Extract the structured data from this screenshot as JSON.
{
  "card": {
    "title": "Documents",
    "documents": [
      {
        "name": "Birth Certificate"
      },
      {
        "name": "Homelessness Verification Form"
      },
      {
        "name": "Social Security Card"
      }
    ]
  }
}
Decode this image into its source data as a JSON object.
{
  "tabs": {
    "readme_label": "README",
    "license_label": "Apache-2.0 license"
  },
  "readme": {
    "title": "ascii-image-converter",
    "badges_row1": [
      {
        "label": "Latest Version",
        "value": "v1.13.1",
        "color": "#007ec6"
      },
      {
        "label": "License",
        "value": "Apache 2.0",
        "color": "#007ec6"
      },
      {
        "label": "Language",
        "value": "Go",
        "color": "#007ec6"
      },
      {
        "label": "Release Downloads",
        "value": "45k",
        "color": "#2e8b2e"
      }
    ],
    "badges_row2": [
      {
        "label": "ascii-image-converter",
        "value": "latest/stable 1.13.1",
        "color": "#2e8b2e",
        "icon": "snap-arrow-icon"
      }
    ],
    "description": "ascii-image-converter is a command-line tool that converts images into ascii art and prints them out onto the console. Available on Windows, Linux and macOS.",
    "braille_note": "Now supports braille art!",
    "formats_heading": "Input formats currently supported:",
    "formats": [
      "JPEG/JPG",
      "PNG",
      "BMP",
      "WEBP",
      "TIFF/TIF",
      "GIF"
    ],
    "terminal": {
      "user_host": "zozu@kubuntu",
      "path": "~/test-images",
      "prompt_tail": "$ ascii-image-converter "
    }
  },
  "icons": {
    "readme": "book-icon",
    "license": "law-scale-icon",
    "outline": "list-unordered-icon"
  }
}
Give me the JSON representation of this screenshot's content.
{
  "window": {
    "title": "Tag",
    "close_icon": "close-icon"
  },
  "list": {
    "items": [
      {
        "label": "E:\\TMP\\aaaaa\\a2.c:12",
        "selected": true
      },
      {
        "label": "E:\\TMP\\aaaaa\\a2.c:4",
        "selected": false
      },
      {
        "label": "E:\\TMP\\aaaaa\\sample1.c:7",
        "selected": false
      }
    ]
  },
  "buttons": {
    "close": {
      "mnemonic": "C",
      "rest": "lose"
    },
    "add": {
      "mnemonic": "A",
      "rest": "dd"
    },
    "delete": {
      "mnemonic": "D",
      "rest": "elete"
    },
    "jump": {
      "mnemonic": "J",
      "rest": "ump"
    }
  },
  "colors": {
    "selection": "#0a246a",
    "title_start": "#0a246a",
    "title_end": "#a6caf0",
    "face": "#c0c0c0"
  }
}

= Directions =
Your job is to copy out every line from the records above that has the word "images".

= Answer for this exercise =
    "description": "ascii-image-converter is a command-line tool that converts images into ascii art and prints them out onto the console. Available on Windows, Linux and macOS.",
      "path": "~/test-images",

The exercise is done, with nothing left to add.